THE PROBLEM »
Wherever the word "label" shows up in the data, report the line it sits in.

SOURCE RECORDS »
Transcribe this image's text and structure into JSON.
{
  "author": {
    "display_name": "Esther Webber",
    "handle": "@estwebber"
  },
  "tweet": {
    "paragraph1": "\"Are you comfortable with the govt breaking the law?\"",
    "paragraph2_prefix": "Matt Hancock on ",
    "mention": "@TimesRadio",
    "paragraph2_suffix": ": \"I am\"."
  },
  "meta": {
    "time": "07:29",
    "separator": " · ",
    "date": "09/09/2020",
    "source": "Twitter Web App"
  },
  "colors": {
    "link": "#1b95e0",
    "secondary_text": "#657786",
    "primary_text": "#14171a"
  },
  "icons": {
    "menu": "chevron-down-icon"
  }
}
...
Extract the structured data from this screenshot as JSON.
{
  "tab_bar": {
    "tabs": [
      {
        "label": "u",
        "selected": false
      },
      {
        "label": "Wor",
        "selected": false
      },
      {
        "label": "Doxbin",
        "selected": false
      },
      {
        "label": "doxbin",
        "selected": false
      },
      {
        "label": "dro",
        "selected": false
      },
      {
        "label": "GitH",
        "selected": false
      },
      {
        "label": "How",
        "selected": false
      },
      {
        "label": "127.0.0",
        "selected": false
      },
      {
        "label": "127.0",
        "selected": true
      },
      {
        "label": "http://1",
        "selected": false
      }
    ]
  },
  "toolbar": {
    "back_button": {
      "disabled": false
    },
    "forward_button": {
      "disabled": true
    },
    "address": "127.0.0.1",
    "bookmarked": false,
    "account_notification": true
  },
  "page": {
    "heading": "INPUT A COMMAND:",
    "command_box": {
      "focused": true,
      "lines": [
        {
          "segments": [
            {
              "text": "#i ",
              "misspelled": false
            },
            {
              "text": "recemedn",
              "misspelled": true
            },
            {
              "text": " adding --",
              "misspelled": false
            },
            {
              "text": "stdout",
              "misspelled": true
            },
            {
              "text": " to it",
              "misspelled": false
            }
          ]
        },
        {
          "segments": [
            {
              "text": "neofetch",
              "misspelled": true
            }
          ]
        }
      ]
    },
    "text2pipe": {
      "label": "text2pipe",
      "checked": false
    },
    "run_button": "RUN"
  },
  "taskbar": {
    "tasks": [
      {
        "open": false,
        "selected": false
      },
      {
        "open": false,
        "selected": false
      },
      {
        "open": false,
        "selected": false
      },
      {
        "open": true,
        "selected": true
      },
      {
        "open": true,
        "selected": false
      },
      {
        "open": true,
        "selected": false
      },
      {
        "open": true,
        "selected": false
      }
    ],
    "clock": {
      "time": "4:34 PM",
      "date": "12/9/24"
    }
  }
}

ANSWER BELOW »
        "label": "u",
        "label": "Wor",
        "label": "Doxbin",
        "label": "doxbin",
        "label": "dro",
        "label": "GitH",
        "label": "How",
        "label": "127.0.0",
        "label": "127.0",
        "label": "http://1",
      "label": "text2pipe",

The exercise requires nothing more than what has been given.